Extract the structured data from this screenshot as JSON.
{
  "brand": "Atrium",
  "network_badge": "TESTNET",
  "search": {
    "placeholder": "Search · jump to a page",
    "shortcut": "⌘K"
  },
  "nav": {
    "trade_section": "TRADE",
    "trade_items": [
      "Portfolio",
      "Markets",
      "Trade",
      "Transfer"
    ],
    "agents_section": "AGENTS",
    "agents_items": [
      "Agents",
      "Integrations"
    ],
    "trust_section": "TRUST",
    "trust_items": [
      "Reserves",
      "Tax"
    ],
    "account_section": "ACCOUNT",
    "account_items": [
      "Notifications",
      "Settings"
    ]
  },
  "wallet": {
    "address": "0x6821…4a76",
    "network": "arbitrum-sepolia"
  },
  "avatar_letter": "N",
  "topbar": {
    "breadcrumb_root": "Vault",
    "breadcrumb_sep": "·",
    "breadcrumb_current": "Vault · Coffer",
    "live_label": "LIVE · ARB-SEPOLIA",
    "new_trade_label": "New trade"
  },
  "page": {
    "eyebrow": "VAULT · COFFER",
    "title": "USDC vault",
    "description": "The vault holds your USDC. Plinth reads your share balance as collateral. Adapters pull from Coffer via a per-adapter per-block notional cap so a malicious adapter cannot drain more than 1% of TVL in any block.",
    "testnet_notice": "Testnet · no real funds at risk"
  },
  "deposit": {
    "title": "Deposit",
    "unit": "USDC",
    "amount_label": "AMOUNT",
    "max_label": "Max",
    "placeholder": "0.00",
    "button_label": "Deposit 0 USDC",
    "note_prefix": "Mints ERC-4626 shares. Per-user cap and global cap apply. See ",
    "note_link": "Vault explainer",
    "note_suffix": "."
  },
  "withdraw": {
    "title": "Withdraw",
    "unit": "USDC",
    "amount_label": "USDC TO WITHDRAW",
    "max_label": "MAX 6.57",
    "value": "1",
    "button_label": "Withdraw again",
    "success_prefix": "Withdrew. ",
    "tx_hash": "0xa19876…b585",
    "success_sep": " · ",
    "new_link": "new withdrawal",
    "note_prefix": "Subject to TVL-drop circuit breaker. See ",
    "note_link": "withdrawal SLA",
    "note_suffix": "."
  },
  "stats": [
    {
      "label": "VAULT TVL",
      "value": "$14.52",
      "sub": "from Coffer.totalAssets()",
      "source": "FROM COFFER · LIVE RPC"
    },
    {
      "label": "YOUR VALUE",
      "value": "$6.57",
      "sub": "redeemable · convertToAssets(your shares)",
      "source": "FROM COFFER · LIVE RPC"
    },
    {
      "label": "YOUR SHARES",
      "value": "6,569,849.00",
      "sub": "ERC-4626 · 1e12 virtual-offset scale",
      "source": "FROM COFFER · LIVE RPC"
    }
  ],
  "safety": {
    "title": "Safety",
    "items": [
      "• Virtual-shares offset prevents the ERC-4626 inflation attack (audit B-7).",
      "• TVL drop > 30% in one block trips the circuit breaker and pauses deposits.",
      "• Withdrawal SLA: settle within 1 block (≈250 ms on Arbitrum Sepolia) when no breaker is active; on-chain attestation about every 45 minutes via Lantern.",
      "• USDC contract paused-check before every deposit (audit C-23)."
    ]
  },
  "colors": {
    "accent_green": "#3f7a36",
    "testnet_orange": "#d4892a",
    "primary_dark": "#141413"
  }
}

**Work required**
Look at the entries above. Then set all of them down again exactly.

**Written response**
Extract the structured data from this screenshot as JSON.
{
  "brand": "Atrium",
  "network_badge": "TESTNET",
  "search": {
    "placeholder": "Search · jump to a page",
    "shortcut": "⌘K"
  },
  "nav": {
    "trade_section": "TRADE",
    "trade_items": [
      "Portfolio",
      "Markets",
      "Trade",
      "Transfer"
    ],
    "agents_section": "AGENTS",
    "agents_items": [
      "Agents",
      "Integrations"
    ],
    "trust_section": "TRUST",
    "trust_items": [
      "Reserves",
      "Tax"
    ],
    "account_section": "ACCOUNT",
    "account_items": [
      "Notifications",
      "Settings"
    ]
  },
  "wallet": {
    "address": "0x6821…4a76",
    "network": "arbitrum-sepolia"
  },
  "avatar_letter": "N",
  "topbar": {
    "breadcrumb_root": "Vault",
    "breadcrumb_sep": "·",
    "breadcrumb_current": "Vault · Coffer",
    "live_label": "LIVE · ARB-SEPOLIA",
    "new_trade_label": "New trade"
  },
  "page": {
    "eyebrow": "VAULT · COFFER",
    "title": "USDC vault",
    "description": "The vault holds your USDC. Plinth reads your share balance as collateral. Adapters pull from Coffer via a per-adapter per-block notional cap so a malicious adapter cannot drain more than 1% of TVL in any block.",
    "testnet_notice": "Testnet · no real funds at risk"
  },
  "deposit": {
    "title": "Deposit",
    "unit": "USDC",
    "amount_label": "AMOUNT",
    "max_label": "Max",
    "placeholder": "0.00",
    "button_label": "Deposit 0 USDC",
    "note_prefix": "Mints ERC-4626 shares. Per-user cap and global cap apply. See ",
    "note_link": "Vault explainer",
    "note_suffix": "."
  },
  "withdraw": {
    "title": "Withdraw",
    "unit": "USDC",
    "amount_label": "USDC TO WITHDRAW",
    "max_label": "MAX 6.57",
    "value": "1",
    "button_label": "Withdraw again",
    "success_prefix": "Withdrew. ",
    "tx_hash": "0xa19876…b585",
    "success_sep": " · ",
    "new_link": "new withdrawal",
    "note_prefix": "Subject to TVL-drop circuit breaker. See ",
    "note_link": "withdrawal SLA",
    "note_suffix": "."
  },
  "stats": [
    {
      "label": "VAULT TVL",
      "value": "$14.52",
      "sub": "from Coffer.totalAssets()",
      "source": "FROM COFFER · LIVE RPC"
    },
    {
      "label": "YOUR VALUE",
      "value": "$6.57",
      "sub": "redeemable · convertToAssets(your shares)",
      "source": "FROM COFFER · LIVE RPC"
    },
    {
      "label": "YOUR SHARES",
      "value": "6,569,849.00",
      "sub": "ERC-4626 · 1e12 virtual-offset scale",
      "source": "FROM COFFER · LIVE RPC"
    }
  ],
  "safety": {
    "title": "Safety",
    "items": [
      "• Virtual-shares offset prevents the ERC-4626 inflation attack (audit B-7).",
      "• TVL drop > 30% in one block trips the circuit breaker and pauses deposits.",
      "• Withdrawal SLA: settle within 1 block (≈250 ms on Arbitrum Sepolia) when no breaker is active; on-chain attestation about every 45 minutes via Lantern.",
      "• USDC contract paused-check before every deposit (audit C-23)."
    ]
  },
  "colors": {
    "accent_green": "#3f7a36",
    "testnet_orange": "#d4892a",
    "primary_dark": "#141413"
  }
}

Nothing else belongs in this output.